Unlike the rest of India, Varanasi does not seem to have the “organised chaos”
Despite being India’s spiritual capital, Varanasi is one of the hardest places to prevent scamming. Consider one in ten people wanting to rip you off, regardless.
During my first Ganga Aarti experience, at Dashashwamedh Ghat, I was offered a front row seat, for a clear view, for 200 Rupees. Next evening, I found out there was no ticket for it, at all. The person who charged me possibly held the space, until the entire place got overwhelmingly crowded. He spotted a confused tourist (me in this case) and touted for any money he can get. Our bargain ended at 200, and he was happy with anything. This might just be his daily business. Or weekly, who knows!
Like much of India, Varanasi is a contradiction of travel emotions but the beauty it holds far surpasses the daily hustle and bustle!
More than 200 people are cremated everyday on the ghats in Varanasi

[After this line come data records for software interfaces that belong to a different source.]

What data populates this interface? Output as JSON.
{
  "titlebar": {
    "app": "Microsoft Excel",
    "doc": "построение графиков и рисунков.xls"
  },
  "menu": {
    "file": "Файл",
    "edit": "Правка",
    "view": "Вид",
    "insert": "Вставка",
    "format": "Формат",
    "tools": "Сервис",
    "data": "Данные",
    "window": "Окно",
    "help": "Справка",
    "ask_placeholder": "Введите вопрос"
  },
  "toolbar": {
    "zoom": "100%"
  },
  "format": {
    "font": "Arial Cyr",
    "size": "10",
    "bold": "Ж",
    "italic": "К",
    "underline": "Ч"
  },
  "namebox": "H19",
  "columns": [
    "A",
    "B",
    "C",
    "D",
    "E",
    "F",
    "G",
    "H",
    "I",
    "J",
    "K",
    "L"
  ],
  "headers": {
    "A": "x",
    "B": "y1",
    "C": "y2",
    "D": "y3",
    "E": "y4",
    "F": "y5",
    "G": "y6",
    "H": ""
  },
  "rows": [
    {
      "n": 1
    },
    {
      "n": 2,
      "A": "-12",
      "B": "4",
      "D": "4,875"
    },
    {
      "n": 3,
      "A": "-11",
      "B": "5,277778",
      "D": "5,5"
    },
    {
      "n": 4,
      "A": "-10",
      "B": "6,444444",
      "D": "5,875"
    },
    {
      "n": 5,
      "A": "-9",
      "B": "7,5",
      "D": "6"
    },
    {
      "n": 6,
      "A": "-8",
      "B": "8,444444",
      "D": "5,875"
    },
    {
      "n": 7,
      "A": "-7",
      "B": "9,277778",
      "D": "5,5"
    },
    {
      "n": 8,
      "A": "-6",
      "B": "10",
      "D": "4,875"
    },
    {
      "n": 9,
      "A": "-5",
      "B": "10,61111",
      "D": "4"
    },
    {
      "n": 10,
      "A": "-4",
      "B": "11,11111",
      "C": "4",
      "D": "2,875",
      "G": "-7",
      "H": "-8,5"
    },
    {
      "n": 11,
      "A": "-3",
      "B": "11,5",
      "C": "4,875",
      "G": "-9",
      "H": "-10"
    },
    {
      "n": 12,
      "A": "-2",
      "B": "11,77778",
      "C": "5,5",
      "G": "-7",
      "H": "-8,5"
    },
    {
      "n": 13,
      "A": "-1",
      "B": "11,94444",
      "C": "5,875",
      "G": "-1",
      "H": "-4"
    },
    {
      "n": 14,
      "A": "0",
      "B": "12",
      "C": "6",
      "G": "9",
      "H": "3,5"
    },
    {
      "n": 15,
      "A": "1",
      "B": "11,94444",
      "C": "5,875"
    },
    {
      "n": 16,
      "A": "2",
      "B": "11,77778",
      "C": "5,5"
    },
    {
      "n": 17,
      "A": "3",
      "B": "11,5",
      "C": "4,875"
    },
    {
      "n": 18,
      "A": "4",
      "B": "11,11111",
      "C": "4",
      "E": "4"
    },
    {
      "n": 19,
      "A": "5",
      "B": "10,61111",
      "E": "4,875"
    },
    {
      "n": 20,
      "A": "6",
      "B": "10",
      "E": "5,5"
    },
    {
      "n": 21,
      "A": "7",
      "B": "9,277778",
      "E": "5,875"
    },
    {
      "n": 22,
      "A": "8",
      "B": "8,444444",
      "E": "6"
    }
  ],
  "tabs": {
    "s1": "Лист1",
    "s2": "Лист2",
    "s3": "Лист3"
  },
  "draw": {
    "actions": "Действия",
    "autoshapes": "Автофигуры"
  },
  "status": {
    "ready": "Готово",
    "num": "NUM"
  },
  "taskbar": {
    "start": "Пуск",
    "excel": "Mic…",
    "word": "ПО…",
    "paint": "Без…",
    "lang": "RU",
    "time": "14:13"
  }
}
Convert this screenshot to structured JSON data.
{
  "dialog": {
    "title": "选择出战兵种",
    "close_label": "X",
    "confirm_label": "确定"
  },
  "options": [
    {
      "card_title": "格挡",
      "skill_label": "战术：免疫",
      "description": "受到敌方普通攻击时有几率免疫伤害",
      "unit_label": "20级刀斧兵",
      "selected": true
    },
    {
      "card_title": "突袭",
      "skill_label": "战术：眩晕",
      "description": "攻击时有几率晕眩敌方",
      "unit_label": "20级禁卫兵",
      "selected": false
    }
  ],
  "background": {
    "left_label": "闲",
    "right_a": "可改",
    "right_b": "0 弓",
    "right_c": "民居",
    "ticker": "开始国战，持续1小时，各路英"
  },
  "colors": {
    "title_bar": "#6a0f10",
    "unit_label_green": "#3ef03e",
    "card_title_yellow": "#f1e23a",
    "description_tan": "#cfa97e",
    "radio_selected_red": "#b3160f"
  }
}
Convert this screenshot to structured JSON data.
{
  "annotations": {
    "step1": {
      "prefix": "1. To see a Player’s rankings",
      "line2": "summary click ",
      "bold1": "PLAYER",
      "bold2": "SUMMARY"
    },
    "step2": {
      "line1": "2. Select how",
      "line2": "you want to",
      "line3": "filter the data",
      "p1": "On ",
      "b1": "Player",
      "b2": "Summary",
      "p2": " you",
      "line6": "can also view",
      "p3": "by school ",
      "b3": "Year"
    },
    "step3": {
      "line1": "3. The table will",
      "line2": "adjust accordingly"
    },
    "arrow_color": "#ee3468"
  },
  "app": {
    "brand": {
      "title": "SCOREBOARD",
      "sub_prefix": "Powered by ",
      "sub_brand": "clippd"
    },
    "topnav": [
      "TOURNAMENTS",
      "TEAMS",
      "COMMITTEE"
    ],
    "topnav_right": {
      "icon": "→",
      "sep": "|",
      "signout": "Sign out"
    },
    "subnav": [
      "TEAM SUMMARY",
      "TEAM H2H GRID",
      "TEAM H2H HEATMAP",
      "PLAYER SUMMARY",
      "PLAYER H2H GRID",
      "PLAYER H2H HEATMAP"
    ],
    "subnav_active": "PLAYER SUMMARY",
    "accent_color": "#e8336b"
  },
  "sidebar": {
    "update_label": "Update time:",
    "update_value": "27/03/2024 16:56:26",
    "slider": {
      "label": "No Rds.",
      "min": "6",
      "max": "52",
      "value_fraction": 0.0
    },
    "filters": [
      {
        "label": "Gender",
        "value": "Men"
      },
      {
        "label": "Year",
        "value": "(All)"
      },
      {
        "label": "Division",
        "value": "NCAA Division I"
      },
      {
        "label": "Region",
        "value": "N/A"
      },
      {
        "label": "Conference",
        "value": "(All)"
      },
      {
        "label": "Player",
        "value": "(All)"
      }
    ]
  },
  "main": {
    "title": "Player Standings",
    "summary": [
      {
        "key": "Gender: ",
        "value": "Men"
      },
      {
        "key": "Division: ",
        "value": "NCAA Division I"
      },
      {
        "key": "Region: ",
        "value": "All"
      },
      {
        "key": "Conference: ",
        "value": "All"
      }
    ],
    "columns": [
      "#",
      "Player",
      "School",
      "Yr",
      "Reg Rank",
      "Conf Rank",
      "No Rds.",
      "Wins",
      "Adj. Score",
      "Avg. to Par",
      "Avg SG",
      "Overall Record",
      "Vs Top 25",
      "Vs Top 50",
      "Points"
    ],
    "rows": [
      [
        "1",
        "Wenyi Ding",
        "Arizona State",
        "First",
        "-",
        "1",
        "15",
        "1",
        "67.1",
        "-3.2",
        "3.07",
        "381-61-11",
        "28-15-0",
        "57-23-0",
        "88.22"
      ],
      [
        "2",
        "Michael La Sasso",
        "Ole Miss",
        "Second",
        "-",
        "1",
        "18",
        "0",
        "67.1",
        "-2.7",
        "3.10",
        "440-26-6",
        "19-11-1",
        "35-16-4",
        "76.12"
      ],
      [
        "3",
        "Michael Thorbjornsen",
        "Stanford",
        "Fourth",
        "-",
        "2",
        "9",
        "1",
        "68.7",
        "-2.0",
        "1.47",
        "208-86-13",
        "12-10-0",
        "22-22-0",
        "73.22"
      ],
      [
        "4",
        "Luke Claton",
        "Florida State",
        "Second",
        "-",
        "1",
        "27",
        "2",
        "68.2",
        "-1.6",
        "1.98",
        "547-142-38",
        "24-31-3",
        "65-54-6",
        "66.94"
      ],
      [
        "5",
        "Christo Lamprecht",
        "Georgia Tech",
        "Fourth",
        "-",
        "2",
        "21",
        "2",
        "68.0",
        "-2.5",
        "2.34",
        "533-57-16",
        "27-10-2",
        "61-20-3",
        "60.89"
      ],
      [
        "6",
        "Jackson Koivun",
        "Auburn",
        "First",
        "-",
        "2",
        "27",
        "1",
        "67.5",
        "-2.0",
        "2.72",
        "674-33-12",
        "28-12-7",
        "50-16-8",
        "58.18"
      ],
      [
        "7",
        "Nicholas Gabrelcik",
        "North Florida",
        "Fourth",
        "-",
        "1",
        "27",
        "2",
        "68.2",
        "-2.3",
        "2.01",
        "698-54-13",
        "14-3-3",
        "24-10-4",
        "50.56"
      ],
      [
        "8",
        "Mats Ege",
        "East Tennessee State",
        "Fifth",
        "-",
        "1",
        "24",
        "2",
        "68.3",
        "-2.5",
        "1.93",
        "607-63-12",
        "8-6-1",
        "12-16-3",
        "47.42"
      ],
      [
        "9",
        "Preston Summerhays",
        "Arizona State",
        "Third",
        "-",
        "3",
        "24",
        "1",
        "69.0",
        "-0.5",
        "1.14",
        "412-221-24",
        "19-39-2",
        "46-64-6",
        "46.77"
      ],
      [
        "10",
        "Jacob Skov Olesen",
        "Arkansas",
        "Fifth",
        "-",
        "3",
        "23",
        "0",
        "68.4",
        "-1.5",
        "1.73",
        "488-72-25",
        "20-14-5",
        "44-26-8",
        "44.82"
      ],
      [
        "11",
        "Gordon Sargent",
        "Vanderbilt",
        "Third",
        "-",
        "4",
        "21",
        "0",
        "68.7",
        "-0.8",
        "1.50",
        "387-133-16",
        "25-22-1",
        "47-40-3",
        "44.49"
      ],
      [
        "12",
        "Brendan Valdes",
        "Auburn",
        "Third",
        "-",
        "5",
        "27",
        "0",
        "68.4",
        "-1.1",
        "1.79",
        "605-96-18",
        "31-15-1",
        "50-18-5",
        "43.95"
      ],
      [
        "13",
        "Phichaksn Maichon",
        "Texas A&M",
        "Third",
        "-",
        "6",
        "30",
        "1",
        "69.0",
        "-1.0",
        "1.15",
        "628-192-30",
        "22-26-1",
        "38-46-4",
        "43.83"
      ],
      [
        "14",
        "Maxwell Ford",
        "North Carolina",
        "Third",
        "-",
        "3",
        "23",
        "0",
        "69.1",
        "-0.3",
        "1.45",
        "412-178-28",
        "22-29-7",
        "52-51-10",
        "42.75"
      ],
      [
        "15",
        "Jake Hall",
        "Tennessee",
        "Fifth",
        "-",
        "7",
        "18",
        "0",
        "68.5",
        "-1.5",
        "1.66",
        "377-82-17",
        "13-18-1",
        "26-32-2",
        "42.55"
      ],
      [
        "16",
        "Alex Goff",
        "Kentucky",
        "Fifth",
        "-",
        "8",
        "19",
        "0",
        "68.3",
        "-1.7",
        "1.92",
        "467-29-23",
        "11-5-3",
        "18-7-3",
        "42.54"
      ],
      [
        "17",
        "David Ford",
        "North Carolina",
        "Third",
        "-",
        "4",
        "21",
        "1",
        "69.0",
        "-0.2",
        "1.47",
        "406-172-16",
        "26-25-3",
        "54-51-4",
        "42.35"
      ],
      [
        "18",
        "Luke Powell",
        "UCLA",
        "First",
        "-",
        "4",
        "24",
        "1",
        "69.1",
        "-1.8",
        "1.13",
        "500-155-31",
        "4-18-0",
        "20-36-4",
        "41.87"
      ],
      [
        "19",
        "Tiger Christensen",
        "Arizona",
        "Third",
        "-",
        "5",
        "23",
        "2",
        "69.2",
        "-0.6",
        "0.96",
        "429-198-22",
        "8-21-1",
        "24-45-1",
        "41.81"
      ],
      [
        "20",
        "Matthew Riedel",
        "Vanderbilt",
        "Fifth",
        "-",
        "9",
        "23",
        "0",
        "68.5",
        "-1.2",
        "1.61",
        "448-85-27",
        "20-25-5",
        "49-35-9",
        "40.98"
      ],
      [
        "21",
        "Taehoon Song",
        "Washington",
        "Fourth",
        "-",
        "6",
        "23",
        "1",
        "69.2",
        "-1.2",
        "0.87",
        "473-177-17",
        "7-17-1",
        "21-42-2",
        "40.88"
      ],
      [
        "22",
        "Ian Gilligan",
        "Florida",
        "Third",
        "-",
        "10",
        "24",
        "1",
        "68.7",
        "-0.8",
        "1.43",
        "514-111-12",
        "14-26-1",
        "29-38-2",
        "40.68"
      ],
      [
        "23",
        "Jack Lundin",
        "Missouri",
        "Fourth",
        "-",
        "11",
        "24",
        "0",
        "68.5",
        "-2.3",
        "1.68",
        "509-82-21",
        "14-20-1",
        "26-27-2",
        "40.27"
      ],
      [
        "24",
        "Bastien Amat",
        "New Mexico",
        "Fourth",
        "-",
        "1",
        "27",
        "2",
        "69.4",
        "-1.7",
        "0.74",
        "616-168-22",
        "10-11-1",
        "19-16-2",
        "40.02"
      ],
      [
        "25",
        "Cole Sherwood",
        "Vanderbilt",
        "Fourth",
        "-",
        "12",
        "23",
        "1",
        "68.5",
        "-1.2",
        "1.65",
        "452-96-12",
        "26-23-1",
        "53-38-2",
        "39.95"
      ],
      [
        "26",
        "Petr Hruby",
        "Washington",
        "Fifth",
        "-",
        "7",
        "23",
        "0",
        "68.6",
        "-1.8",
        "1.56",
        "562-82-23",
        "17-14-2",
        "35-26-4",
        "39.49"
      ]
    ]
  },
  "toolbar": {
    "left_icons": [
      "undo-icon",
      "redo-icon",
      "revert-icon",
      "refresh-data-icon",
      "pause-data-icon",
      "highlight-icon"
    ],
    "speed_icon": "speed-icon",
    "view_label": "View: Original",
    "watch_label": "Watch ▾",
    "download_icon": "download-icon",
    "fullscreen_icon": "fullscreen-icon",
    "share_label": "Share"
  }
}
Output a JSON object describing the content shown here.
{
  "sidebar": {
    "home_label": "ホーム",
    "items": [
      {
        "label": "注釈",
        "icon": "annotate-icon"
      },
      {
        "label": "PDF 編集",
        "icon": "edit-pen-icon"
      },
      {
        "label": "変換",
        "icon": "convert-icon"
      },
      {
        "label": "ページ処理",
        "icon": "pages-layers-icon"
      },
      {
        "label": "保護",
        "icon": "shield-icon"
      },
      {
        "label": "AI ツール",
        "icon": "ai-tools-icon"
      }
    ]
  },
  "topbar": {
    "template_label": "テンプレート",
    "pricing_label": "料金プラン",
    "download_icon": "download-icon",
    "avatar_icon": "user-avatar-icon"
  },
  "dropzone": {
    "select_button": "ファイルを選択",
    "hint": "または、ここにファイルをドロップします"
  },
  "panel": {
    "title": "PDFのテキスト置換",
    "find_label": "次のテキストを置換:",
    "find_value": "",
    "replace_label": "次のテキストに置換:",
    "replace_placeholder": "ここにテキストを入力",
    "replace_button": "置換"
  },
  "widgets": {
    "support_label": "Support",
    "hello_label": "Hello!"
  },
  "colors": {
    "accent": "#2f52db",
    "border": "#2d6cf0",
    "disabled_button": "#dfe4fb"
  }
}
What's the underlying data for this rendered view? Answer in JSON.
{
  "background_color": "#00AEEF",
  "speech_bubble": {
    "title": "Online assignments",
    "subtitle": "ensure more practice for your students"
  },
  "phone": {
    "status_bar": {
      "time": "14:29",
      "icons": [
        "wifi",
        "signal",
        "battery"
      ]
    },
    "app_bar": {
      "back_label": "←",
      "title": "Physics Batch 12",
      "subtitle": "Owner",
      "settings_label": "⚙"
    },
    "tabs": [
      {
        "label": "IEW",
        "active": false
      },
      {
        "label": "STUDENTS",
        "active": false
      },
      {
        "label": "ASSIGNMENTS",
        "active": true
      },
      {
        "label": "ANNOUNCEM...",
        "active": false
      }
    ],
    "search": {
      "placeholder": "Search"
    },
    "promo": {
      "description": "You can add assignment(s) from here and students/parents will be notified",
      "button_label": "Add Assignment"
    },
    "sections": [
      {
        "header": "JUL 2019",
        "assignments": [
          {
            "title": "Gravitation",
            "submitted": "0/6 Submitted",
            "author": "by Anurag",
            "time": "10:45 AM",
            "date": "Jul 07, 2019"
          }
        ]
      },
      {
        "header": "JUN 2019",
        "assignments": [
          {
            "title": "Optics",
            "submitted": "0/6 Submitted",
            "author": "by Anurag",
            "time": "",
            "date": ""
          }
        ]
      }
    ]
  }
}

Varanasi has more than 80 ghats along the river. While most of them are bathing and puja ceremony ghats, some are used exclusively as cremation sites. This included Dashashwamedh, Manikarnika and Harishchandra – with Manikarnika being the most popular.
If you get comfortable with the entire cremation ceremony, you will realise that the entire process is nonetheless really neat and the poojas offered can be over the top beautiful. The wood is expensive for families and many touts can be seen begging for wood money.
Seeing bodies dipped in the river, and lit on fire, and watching them with a crowd is… well indescribable! Not a place that shows sadness; instead people around the ghats seemed to be having a party.
Not everyone can afford the cost of funeral pyres either. Even the cheapest wood is beyond the reach for much of the poor. Therefore many bodies are discarded into the Ganges partially cremated or not at all. If you fancy, you can take one of the early morning boat rides, pay your oarsman a fifty or hundred rupees extra and they will guarantee you’ll see a dead body floating on the water. I did not want such a tour, so I skipped! I think I felt a little sick about it.
I did nothing more than taking a boat tour around the sunset to see the lights from the river which was pretty cool and a nice end to a long day. Most of my days would pass by simply walking around its streets, taking it all in, and chatting with the locals.
Varanasi has an amazing way to entertain tourists, and as I found my own way to feel comfortable in hustle-bustle of the city, I’m sure you’ll find your own way too!
Where Did I Stay In Varanasi
During my few days stay in Varanasi I ended up changing a few accommodation, in order to get a feel of the town by staying in different locations. And among all, a couple of places I’d particularly recommend for their cleanliness, a value for money and a good customer service will be Stop Hostels (for solo travellers looking for a shared dorm), and Palace On Ganges Heritage Hotel (for those looking for a medium-budget hotel).
Continue planning your trip to Varanasi by reading…